→ Information shown:
======

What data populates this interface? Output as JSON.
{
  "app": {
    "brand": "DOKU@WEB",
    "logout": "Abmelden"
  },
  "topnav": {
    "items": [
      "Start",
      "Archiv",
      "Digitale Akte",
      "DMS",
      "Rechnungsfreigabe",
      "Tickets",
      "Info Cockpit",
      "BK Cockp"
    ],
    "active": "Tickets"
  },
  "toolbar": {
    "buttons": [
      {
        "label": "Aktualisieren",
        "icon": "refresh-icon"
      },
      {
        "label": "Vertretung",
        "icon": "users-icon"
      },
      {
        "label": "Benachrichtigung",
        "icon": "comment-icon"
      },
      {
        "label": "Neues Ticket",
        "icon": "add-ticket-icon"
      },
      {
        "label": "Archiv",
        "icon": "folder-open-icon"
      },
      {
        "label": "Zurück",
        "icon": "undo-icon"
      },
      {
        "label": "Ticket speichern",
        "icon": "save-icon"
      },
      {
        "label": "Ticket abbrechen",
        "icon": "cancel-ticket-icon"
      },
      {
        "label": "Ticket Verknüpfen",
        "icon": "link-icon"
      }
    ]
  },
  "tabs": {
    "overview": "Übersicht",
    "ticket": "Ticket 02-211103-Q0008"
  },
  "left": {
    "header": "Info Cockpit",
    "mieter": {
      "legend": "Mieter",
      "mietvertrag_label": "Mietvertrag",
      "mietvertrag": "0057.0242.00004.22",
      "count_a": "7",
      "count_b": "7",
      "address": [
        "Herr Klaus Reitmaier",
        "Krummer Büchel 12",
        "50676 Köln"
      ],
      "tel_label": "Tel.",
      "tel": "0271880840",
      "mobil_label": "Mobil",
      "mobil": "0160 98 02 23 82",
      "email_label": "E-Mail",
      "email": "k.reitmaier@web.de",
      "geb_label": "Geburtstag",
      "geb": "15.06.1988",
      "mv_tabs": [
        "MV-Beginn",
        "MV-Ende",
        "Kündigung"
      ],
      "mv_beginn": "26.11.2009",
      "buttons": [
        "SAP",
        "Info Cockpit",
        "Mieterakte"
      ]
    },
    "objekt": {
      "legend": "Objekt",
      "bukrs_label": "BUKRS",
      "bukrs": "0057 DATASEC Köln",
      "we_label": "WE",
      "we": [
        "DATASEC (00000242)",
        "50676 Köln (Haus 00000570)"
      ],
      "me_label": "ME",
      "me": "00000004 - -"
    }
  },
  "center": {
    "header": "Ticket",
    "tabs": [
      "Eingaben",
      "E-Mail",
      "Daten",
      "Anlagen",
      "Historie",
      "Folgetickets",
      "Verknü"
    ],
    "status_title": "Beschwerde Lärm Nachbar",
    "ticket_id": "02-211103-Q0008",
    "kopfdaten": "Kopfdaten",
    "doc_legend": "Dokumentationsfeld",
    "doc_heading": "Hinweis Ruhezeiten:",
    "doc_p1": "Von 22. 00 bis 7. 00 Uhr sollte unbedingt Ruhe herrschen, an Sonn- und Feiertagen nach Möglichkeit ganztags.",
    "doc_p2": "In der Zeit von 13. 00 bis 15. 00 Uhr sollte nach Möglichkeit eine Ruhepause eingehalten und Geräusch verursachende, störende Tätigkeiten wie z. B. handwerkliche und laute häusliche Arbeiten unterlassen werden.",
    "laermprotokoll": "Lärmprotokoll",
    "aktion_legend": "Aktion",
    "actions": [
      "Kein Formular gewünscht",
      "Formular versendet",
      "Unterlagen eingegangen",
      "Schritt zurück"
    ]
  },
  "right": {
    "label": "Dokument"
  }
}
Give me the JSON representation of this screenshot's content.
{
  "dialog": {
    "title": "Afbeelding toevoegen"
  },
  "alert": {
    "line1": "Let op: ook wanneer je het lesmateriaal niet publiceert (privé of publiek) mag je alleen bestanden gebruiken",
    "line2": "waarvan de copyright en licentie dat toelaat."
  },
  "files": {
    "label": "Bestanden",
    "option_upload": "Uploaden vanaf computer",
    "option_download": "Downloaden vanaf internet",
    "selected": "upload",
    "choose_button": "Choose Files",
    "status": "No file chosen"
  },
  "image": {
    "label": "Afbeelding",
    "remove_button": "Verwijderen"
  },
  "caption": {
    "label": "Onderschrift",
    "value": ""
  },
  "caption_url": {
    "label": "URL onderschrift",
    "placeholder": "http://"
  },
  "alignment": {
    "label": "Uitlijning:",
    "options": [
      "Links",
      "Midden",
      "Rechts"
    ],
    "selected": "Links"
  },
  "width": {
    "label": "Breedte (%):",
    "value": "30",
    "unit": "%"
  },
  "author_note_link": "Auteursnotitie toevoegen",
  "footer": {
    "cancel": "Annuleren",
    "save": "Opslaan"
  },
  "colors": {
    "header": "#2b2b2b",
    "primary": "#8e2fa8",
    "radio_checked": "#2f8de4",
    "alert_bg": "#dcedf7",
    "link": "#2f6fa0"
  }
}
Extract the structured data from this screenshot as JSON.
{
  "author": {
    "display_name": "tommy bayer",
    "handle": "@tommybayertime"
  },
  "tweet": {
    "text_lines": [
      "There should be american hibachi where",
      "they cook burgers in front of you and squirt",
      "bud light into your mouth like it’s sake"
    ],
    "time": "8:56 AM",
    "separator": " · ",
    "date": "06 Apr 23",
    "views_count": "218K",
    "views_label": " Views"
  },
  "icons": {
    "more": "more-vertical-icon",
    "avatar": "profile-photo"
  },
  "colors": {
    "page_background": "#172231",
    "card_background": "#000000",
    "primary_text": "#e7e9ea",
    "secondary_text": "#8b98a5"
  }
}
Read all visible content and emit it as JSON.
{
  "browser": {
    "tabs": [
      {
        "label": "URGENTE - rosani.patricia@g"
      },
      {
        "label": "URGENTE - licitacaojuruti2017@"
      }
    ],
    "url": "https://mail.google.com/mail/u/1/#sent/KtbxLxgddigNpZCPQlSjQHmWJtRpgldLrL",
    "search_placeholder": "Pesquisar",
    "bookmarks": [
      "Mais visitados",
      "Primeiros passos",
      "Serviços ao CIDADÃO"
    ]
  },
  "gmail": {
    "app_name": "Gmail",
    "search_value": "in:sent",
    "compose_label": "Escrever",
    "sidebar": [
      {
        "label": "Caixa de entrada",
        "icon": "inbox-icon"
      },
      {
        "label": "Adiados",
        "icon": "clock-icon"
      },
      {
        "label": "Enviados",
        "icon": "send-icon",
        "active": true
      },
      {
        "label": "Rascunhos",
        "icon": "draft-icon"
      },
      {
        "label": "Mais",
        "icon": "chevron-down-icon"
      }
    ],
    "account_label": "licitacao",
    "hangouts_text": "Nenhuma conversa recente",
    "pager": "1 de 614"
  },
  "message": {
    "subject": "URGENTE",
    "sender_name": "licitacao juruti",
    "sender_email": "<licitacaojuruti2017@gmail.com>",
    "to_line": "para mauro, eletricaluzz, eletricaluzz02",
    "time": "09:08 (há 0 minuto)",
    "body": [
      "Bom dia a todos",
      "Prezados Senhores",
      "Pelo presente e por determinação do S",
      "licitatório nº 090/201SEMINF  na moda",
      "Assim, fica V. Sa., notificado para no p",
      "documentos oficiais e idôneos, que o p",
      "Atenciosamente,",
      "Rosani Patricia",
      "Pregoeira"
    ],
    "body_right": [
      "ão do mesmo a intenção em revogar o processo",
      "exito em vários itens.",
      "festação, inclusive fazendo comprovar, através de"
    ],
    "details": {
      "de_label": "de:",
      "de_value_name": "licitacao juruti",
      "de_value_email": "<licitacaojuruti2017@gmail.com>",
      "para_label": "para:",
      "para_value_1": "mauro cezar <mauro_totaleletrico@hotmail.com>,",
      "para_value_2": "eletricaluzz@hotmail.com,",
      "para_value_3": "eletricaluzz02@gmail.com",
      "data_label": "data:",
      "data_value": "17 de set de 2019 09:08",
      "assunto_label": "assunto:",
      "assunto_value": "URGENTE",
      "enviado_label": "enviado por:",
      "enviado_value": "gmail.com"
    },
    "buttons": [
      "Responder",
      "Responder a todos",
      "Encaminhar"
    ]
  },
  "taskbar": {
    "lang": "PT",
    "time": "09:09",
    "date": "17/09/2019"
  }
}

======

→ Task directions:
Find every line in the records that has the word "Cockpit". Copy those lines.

→ Output of the exercise:
      "Info Cockpit",
    "header": "Info Cockpit",
        "Info Cockpit",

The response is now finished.